Instructions to follow –
Please return the whole listing word for word.

Input data –
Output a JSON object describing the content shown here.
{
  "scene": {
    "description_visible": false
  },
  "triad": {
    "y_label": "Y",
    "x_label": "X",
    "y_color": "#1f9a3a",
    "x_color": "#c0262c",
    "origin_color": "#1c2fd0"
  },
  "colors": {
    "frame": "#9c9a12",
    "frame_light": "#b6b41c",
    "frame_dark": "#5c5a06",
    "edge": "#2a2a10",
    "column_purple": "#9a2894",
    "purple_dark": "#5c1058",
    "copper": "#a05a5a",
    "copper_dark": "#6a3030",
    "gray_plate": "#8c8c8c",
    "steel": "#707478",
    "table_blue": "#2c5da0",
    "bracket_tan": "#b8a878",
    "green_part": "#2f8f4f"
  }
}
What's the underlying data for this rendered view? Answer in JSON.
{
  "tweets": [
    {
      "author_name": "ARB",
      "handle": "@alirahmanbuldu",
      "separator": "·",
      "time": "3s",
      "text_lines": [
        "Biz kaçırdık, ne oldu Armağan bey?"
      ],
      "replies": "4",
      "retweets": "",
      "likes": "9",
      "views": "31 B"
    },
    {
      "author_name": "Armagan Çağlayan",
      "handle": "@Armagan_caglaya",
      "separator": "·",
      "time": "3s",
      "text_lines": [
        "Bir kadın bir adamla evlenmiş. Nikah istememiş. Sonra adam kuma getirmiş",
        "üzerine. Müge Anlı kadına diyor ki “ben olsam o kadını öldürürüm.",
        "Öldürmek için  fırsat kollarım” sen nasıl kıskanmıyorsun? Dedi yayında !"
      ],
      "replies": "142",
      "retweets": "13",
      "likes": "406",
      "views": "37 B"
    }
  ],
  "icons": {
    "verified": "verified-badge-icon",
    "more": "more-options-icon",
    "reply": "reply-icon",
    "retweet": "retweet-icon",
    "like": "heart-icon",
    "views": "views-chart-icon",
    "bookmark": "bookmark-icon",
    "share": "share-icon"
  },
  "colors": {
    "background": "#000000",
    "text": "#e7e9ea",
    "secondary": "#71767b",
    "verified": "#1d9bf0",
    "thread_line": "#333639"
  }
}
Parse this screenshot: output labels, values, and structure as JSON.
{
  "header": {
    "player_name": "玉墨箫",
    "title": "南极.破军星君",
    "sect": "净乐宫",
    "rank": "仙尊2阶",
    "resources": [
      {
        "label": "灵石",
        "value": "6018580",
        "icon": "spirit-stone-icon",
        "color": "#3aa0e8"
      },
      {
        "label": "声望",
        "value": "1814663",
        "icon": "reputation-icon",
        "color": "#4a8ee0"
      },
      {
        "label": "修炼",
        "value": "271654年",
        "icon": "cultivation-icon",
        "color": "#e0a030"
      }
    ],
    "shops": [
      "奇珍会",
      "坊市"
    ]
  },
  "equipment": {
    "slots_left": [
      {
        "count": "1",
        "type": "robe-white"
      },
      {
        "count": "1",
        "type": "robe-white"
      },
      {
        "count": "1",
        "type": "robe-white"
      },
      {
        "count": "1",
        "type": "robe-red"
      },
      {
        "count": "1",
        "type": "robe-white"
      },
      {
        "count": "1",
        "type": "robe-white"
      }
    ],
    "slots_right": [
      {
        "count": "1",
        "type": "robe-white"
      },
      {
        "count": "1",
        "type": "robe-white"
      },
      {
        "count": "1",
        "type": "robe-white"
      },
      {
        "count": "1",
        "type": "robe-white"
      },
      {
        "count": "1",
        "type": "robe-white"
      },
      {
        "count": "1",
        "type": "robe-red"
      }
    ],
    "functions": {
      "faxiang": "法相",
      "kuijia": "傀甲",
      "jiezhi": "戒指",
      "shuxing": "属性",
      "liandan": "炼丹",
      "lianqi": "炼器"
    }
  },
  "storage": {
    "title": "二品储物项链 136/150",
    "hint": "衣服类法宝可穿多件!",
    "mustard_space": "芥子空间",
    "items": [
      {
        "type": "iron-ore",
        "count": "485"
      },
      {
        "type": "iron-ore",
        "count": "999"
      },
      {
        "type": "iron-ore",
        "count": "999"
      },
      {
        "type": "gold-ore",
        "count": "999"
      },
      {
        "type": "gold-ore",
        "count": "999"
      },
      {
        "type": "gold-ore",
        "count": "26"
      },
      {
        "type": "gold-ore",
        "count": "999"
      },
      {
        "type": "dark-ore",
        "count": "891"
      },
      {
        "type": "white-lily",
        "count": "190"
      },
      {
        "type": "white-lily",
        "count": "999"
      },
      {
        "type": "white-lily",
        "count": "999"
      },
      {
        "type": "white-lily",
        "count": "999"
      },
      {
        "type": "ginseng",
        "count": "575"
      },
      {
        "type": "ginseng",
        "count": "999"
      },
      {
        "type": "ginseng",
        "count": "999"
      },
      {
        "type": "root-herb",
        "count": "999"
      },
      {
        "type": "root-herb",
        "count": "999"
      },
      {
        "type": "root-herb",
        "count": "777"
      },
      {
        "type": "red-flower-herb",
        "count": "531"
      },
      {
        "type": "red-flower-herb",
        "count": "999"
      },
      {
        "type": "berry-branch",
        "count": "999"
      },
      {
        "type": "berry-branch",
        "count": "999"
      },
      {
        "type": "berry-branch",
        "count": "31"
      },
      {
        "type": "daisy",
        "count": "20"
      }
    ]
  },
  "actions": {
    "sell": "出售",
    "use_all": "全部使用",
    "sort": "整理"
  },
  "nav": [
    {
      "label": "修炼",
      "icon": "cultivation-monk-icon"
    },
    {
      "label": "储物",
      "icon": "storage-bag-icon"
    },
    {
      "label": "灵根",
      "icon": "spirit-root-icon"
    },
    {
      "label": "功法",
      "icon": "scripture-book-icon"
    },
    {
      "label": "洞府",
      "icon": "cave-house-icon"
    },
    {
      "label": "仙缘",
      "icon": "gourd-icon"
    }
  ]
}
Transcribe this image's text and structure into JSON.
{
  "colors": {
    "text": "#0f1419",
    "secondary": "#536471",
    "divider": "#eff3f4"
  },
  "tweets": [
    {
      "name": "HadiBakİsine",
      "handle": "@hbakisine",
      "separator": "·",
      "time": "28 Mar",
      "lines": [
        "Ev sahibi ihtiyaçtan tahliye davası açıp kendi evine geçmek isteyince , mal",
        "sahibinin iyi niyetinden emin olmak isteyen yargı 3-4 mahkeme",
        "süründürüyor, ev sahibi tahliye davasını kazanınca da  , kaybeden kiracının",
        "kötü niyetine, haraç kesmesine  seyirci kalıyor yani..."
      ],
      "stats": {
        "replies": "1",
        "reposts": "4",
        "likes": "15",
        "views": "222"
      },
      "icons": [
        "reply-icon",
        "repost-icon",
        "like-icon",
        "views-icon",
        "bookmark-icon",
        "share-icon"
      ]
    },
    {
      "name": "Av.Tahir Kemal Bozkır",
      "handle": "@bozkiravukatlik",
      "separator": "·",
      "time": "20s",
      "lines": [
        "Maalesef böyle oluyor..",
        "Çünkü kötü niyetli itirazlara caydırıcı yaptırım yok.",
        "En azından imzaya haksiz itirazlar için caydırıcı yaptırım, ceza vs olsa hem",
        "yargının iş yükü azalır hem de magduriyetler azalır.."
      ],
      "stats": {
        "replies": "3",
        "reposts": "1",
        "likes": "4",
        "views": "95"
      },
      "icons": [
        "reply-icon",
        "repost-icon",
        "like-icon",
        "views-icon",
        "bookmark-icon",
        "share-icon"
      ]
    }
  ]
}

Exercise output –
Output a JSON object describing the content shown here.
{
  "scene": {
    "description_visible": false
  },
  "triad": {
    "y_label": "Y",
    "x_label": "X",
    "y_color": "#1f9a3a",
    "x_color": "#c0262c",
    "origin_color": "#1c2fd0"
  },
  "colors": {
    "frame": "#9c9a12",
    "frame_light": "#b6b41c",
    "frame_dark": "#5c5a06",
    "edge": "#2a2a10",
    "column_purple": "#9a2894",
    "purple_dark": "#5c1058",
    "copper": "#a05a5a",
    "copper_dark": "#6a3030",
    "gray_plate": "#8c8c8c",
    "steel": "#707478",
    "table_blue": "#2c5da0",
    "bracket_tan": "#b8a878",
    "green_part": "#2f8f4f"
  }
}
What's the underlying data for this rendered view? Answer in JSON.
{
  "tweets": [
    {
      "author_name": "ARB",
      "handle": "@alirahmanbuldu",
      "separator": "·",
      "time": "3s",
      "text_lines": [
        "Biz kaçırdık, ne oldu Armağan bey?"
      ],
      "replies": "4",
      "retweets": "",
      "likes": "9",
      "views": "31 B"
    },
    {
      "author_name": "Armagan Çağlayan",
      "handle": "@Armagan_caglaya",
      "separator": "·",
      "time": "3s",
      "text_lines": [
        "Bir kadın bir adamla evlenmiş. Nikah istememiş. Sonra adam kuma getirmiş",
        "üzerine. Müge Anlı kadına diyor ki “ben olsam o kadını öldürürüm.",
        "Öldürmek için  fırsat kollarım” sen nasıl kıskanmıyorsun? Dedi yayında !"
      ],
      "replies": "142",
      "retweets": "13",
      "likes": "406",
      "views": "37 B"
    }
  ],
  "icons": {
    "verified": "verified-badge-icon",
    "more": "more-options-icon",
    "reply": "reply-icon",
    "retweet": "retweet-icon",
    "like": "heart-icon",
    "views": "views-chart-icon",
    "bookmark": "bookmark-icon",
    "share": "share-icon"
  },
  "colors": {
    "background": "#000000",
    "text": "#e7e9ea",
    "secondary": "#71767b",
    "verified": "#1d9bf0",
    "thread_line": "#333639"
  }
}
Parse this screenshot: output labels, values, and structure as JSON.
{
  "header": {
    "player_name": "玉墨箫",
    "title": "南极.破军星君",
    "sect": "净乐宫",
    "rank": "仙尊2阶",
    "resources": [
      {
        "label": "灵石",
        "value": "6018580",
        "icon": "spirit-stone-icon",
        "color": "#3aa0e8"
      },
      {
        "label": "声望",
        "value": "1814663",
        "icon": "reputation-icon",
        "color": "#4a8ee0"
      },
      {
        "label": "修炼",
        "value": "271654年",
        "icon": "cultivation-icon",
        "color": "#e0a030"
      }
    ],
    "shops": [
      "奇珍会",
      "坊市"
    ]
  },
  "equipment": {
    "slots_left": [
      {
        "count": "1",
        "type": "robe-white"
      },
      {
        "count": "1",
        "type": "robe-white"
      },
      {
        "count": "1",
        "type": "robe-white"
      },
      {
        "count": "1",
        "type": "robe-red"
      },
      {
        "count": "1",
        "type": "robe-white"
      },
      {
        "count": "1",
        "type": "robe-white"
      }
    ],
    "slots_right": [
      {
        "count": "1",
        "type": "robe-white"
      },
      {
        "count": "1",
        "type": "robe-white"
      },
      {
        "count": "1",
        "type": "robe-white"
      },
      {
        "count": "1",
        "type": "robe-white"
      },
      {
        "count": "1",
        "type": "robe-white"
      },
      {
        "count": "1",
        "type": "robe-red"
      }
    ],
    "functions": {
      "faxiang": "法相",
      "kuijia": "傀甲",
      "jiezhi": "戒指",
      "shuxing": "属性",
      "liandan": "炼丹",
      "lianqi": "炼器"
    }
  },
  "storage": {
    "title": "二品储物项链 136/150",
    "hint": "衣服类法宝可穿多件!",
    "mustard_space": "芥子空间",
    "items": [
      {
        "type": "iron-ore",
        "count": "485"
      },
      {
        "type": "iron-ore",
        "count": "999"
      },
      {
        "type": "iron-ore",
        "count": "999"
      },
      {
        "type": "gold-ore",
        "count": "999"
      },
      {
        "type": "gold-ore",
        "count": "999"
      },
      {
        "type": "gold-ore",
        "count": "26"
      },
      {
        "type": "gold-ore",
        "count": "999"
      },
      {
        "type": "dark-ore",
        "count": "891"
      },
      {
        "type": "white-lily",
        "count": "190"
      },
      {
        "type": "white-lily",
        "count": "999"
      },
      {
        "type": "white-lily",
        "count": "999"
      },
      {
        "type": "white-lily",
        "count": "999"
      },
      {
        "type": "ginseng",
        "count": "575"
      },
      {
        "type": "ginseng",
        "count": "999"
      },
      {
        "type": "ginseng",
        "count": "999"
      },
      {
        "type": "root-herb",
        "count": "999"
      },
      {
        "type": "root-herb",
        "count": "999"
      },
      {
        "type": "root-herb",
        "count": "777"
      },
      {
        "type": "red-flower-herb",
        "count": "531"
      },
      {
        "type": "red-flower-herb",
        "count": "999"
      },
      {
        "type": "berry-branch",
        "count": "999"
      },
      {
        "type": "berry-branch",
        "count": "999"
      },
      {
        "type": "berry-branch",
        "count": "31"
      },
      {
        "type": "daisy",
        "count": "20"
      }
    ]
  },
  "actions": {
    "sell": "出售",
    "use_all": "全部使用",
    "sort": "整理"
  },
  "nav": [
    {
      "label": "修炼",
      "icon": "cultivation-monk-icon"
    },
    {
      "label": "储物",
      "icon": "storage-bag-icon"
    },
    {
      "label": "灵根",
      "icon": "spirit-root-icon"
    },
    {
      "label": "功法",
      "icon": "scripture-book-icon"
    },
    {
      "label": "洞府",
      "icon": "cave-house-icon"
    },
    {
      "label": "仙缘",
      "icon": "gourd-icon"
    }
  ]
}
Transcribe this image's text and structure into JSON.
{
  "colors": {
    "text": "#0f1419",
    "secondary": "#536471",
    "divider": "#eff3f4"
  },
  "tweets": [
    {
      "name": "HadiBakİsine",
      "handle": "@hbakisine",
      "separator": "·",
      "time": "28 Mar",
      "lines": [
        "Ev sahibi ihtiyaçtan tahliye davası açıp kendi evine geçmek isteyince , mal",
        "sahibinin iyi niyetinden emin olmak isteyen yargı 3-4 mahkeme",
        "süründürüyor, ev sahibi tahliye davasını kazanınca da  , kaybeden kiracının",
        "kötü niyetine, haraç kesmesine  seyirci kalıyor yani..."
      ],
      "stats": {
        "replies": "1",
        "reposts": "4",
        "likes": "15",
        "views": "222"
      },
      "icons": [
        "reply-icon",
        "repost-icon",
        "like-icon",
        "views-icon",
        "bookmark-icon",
        "share-icon"
      ]
    },
    {
      "name": "Av.Tahir Kemal Bozkır",
      "handle": "@bozkiravukatlik",
      "separator": "·",
      "time": "20s",
      "lines": [
        "Maalesef böyle oluyor..",
        "Çünkü kötü niyetli itirazlara caydırıcı yaptırım yok.",
        "En azından imzaya haksiz itirazlar için caydırıcı yaptırım, ceza vs olsa hem",
        "yargının iş yükü azalır hem de magduriyetler azalır.."
      ],
      "stats": {
        "replies": "3",
        "reposts": "1",
        "likes": "4",
        "views": "95"
      },
      "icons": [
        "reply-icon",
        "repost-icon",
        "like-icon",
        "views-icon",
        "bookmark-icon",
        "share-icon"
      ]
    }
  ]
}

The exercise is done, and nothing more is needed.